The Red that is Rosacea

rosaceaMany people have red patches on their face, along with bumps, eye irritation, even pimples. What they don’t often know is they are suffering from a condition called rosacea. They just think they have sensitive skin or that they blush easily.

At Matsuda, we know it’s not a sun reaction or that a co-worker told an off-color joke that could have made you blush. Dr. Matsuda and Dr. Sheu have special training in the diagnosis and treatment of rosacea.

What causes rosacea?

The exact causes of rosacea are not known, but there are theories as to why it affects some people and not others. One theory is that it is just one sign of a larger disorder with the person’s blood vessels. Other theories point to microscopic skin mites, fungus, psychological factors, certain foods or drinks, medications that dilate the blood vessels, or a malfunction of the connective tissue under the skin.

Triggers for rosacea

Rosacea flares up and then back off. Anyone can have it, but certain triggers can lead to an outbreak. Emotional factors, such as stress and anxiety, may make a person blush and aggravate the condition.
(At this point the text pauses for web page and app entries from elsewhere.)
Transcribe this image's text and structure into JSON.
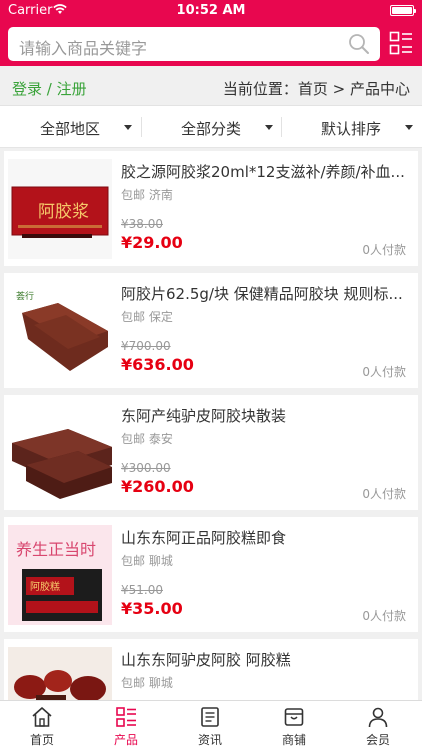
{
  "status_bar": {
    "carrier": "Carrier",
    "time": "10:52 AM"
  },
  "search": {
    "placeholder": "请输入商品关键字"
  },
  "location": {
    "login_text": "登录 / 注册",
    "breadcrumb": "当前位置：首页 > 产品中心"
  },
  "filters": [
    {
      "label": "全部地区"
    },
    {
      "label": "全部分类"
    },
    {
      "label": "默认排序"
    }
  ],
  "products": [
    {
      "title": "胶之源阿胶浆20ml*12支滋补/养颜/补血...",
      "shipping": "包邮",
      "city": "济南",
      "original_price": "¥38.00",
      "price": "¥29.00",
      "paid": "0人付款",
      "image": "red-box-ejiao-syrup"
    },
    {
      "title": "阿胶片62.5g/块 保健精品阿胶块 规则标...",
      "shipping": "包邮",
      "city": "保定",
      "original_price": "¥700.00",
      "price": "¥636.00",
      "paid": "0人付款",
      "image": "ejiao-slices"
    },
    {
      "title": "东阿产纯驴皮阿胶块散装",
      "shipping": "包邮",
      "city": "泰安",
      "original_price": "¥300.00",
      "price": "¥260.00",
      "paid": "0人付款",
      "image": "ejiao-blocks"
    },
    {
      "title": "山东东阿正品阿胶糕即食",
      "shipping": "包邮",
      "city": "聊城",
      "original_price": "¥51.00",
      "price": "¥35.00",
      "paid": "0人付款",
      "image": "ejiao-cake-box"
    },
    {
      "title": "山东东阿驴皮阿胶 阿胶糕",
      "shipping": "包邮",
      "city": "聊城",
      "original_price": "",
      "price": "",
      "paid": "",
      "image": "ejiao-cake-dates"
    }
  ],
  "tabs": [
    {
      "label": "首页",
      "icon": "home-icon",
      "active": false
    },
    {
      "label": "产品",
      "icon": "product-list-icon",
      "active": true
    },
    {
      "label": "资讯",
      "icon": "news-icon",
      "active": false
    },
    {
      "label": "商铺",
      "icon": "store-icon",
      "active": false
    },
    {
      "label": "会员",
      "icon": "member-icon",
      "active": false
    }
  ],
  "colors": {
    "brand": "#e8074f",
    "price": "#e60012",
    "login": "#3aa33a"
  }
}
Weather changes, sun exposure, alcohol consumption, excessive exercise, and spicy foods seem to aggravate rosacea.

Rosacea is more prevalent in people with fair skin who have a family history of the condition. It typically first shows itself around the age of 30. Women often see the first symptoms on the chin while men often first see it on the nose.

What are the signs or symptoms of rosacea?
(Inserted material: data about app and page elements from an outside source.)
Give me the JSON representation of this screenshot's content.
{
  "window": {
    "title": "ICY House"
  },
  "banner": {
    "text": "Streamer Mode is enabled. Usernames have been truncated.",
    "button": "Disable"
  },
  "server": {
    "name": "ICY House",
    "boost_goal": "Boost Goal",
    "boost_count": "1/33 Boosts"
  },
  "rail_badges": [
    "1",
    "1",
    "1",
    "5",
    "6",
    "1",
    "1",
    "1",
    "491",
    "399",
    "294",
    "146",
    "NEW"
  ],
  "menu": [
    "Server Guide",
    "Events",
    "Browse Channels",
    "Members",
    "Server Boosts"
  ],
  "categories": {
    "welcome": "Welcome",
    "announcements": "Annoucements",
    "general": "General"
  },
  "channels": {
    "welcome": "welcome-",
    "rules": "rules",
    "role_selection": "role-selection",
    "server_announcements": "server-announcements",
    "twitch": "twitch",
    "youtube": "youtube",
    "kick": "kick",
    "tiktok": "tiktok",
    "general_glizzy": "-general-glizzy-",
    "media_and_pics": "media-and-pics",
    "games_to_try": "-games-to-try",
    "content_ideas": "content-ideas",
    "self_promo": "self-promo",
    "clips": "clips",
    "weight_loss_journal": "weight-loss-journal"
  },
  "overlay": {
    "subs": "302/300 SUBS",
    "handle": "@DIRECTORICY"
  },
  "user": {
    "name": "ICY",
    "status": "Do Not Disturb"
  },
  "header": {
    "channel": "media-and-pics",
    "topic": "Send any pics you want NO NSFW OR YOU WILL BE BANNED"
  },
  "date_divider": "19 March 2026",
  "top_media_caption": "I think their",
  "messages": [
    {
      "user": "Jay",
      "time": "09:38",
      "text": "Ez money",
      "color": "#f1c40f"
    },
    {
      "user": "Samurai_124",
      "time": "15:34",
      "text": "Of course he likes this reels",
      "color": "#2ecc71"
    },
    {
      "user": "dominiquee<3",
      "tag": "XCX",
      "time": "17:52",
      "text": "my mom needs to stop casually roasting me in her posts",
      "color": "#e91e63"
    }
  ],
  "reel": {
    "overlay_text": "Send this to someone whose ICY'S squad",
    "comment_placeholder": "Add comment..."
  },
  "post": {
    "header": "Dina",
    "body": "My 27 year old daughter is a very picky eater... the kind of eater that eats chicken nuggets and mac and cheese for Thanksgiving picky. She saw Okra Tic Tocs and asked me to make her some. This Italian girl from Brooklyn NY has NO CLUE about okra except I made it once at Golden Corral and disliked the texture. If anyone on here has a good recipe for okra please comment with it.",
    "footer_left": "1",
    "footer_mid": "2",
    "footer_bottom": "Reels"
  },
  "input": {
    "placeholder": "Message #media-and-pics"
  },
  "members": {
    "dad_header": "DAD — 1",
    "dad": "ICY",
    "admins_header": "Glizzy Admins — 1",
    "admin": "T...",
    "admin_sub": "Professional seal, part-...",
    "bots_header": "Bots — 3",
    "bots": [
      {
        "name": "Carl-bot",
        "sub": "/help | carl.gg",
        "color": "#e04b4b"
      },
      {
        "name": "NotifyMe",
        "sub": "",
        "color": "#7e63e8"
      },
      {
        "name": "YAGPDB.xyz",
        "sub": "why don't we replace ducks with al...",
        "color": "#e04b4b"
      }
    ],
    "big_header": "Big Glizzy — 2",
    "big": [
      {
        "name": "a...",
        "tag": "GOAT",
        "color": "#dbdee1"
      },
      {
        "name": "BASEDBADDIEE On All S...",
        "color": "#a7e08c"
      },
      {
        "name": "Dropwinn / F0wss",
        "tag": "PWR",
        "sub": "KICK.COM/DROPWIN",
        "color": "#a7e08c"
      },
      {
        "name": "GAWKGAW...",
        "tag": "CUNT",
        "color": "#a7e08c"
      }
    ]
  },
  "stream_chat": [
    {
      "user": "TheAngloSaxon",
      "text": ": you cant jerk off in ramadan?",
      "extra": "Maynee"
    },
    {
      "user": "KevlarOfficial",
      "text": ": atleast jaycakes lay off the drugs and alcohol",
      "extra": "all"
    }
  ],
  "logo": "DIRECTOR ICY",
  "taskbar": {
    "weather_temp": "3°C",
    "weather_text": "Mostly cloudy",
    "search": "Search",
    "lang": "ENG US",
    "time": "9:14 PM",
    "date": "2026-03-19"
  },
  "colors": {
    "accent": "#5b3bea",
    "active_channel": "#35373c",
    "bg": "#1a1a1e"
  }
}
Rosacea symptoms come and go. The skin may stay clear for weeks or months, and then the condition erupts again. Rosacea will show itself with facial redness, blushing, burning, red bumps, and little cysts. Facial skin will become inflamed, particularly the skin on the cheeks, chin, nose, and forehead. For some, their former “normal” skin color won’t return, and the skin instead remains pink.

How is rosacea diagnosed and treated?

There aren’t any specific tests for rosacea, and it is often under-diagnosed. But Dr. Matsuda and Dr. Sheu are experts with the condition and can spot its symptoms.

There is no cure for rosacea. These are some of the treatments for rosacea:

  • Topical creams such as metronidazole control outbreaks.
  • Oral antibiotics such as amoxicillin reduce inflammation.
  • Other medications such as topical steroids reduce inflammation.
  • Laser treatments target the blood vessels on the face, neck, and chest.
  • Photodynamic therapy is used to activate a liquid applied to the skin to reduce inflammation and improve skin texture.
  • Chemical peels can control rosacea for some people.

Do you have red areas on your skin? They’re probably not there because you’re shy; they could be rosacea. Call us at Matsuda, 808-949-7568, and let’s take a look.